The Washington Times - December 3, 2009, 08:21AM

The Environmental Protection Agency says it will delay a final decision on increasing the amount of ethanol that is now found in gasoline. This comes as great news for boaters who fear that if more of the questionable corn product is added to gasoline it could seriously damage outboard motors.

There was a move to increase the ethanol content to as much as 15 percent (it would be known as E15) in all the gasolines now sold in stations everywhere, but the EPA’s decision to slow down the pro-ethanol lobby is greeted with joy by fishermen and recreational boaters who depend on outboard motors to get them around on the nation’s waters.


Not only that, there has been considerable opposition from a number of conservation groups — it’s not just the boat engine manufacturers — that oppose the ethanol increase because they fear that ethanol blends will have an undesirable effect on the environment and public health.

Matt Dunn, the legislative director of the National Marine Manufacturers Association, said, “We are pleased that [the] EPA has acknowledged our concerns with E15 and elected to delay final judgment until more studies can be completed.

“We continue to call for more testing on marine engines and boat fuel systems. Any attempt to ‘bifurcate’ the fuel supply by allowing E15 for only certain automobiles would lead to a myriad of misfueling, liability and consumer safety issues and likely cause the price of fuel for boaters to increase while availability of compatible blends decreases.”

Dunn’s organization wants to be sure that no matter what is done, the nation’s 70 million boaters will be protected. Even if the EPA demands better pump labeling for gas stations that would show an increase in the ethanol, it would be of little comfort to outboard motor owners who currently are buying expensive additives to neutralize the effects of as little as 5 and 10 percent of the ethanol that now is added to commercial gasolines.

What I’ve always wondered about is the obvious uselessness of ethanol.

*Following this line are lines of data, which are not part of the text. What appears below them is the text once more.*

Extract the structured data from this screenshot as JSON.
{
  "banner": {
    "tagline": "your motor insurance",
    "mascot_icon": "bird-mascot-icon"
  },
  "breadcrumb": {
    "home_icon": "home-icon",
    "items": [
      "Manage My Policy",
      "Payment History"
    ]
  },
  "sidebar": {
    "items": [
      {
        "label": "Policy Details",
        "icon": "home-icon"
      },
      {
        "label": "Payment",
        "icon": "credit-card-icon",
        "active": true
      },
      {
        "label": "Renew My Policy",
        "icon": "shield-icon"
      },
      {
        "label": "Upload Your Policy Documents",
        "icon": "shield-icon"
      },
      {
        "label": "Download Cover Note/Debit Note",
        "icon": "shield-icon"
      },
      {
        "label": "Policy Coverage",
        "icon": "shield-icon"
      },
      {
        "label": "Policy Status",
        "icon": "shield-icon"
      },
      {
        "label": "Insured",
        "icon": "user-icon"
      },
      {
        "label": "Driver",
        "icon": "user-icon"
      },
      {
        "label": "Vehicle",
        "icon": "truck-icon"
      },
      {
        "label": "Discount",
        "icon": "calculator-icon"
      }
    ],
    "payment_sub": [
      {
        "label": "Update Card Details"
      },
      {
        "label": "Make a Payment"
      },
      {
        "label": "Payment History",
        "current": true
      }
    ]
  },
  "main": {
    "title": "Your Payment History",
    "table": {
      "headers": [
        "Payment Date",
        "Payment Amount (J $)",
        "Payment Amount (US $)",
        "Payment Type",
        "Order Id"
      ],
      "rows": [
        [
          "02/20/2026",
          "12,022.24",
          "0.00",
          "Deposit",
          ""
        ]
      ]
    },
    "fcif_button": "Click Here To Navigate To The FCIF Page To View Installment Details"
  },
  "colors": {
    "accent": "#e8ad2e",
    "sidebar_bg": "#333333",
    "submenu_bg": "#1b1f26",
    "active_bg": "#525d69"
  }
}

It doesn’t work better than gasoline and it only helps a small number of corn growers and market speculators. It certainly is of no benefit to the rest of us.